The poems that follow come from Rachel Kaufman’s poetry thesis collection, Many to Remember, grounded in the history of New Mexico crypto-Jewish memory and the Mexican Inquisition. The collection weaves together archival research, oral histories, and linguistic play, encountering nostalgia, memory, and translation in stories both distant from and near to her own.
Through her collection, Rachel Y’19 posits that poetry can serve as a means to empathy, preserving archival voices and words while bringing them into the present to mingle, wander, and adapt. The poetic line, intimate and revelatory, seems to bring the past a bit closer.
Sifting historical content through this poetic line pushes her work, making more difficult the pressures of rhetoric against form, story against melody. In powerful historical poetry, history is enlivened and renewed; in turn, the creative form is enriched by (and weighted with) the task of truthfully carrying the past into the present. Many to Remember enters and records the process of unearthing voices of the past and translating them for and through the language of the present moment.

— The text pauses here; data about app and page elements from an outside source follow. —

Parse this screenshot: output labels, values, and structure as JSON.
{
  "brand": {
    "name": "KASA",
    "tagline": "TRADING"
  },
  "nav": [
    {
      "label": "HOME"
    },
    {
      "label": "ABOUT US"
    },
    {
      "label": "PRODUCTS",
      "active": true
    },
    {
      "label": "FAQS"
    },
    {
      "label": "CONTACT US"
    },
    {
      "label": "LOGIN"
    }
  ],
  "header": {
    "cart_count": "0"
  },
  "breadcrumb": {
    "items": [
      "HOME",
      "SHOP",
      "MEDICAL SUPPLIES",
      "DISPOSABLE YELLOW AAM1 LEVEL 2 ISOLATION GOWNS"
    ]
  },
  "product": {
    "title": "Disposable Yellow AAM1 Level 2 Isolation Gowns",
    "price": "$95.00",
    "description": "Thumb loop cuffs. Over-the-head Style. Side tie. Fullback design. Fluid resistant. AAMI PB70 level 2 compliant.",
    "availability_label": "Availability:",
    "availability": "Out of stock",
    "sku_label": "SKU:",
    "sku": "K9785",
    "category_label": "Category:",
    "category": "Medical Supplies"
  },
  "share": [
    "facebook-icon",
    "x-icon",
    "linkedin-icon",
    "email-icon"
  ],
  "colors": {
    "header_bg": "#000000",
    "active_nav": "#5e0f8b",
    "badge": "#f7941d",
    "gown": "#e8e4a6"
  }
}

Pictured: Mathias de Bocanegra, Auto general de la Fee: celebrado por el tribunal del S. Officio de la Inquisicion de Mexico, dominica in Albis II. de abril de 1649, En Mexico: Por Antonio Calderon, Impressor del Secreto del S. Officio en la Calle de San Agustin, [1649?]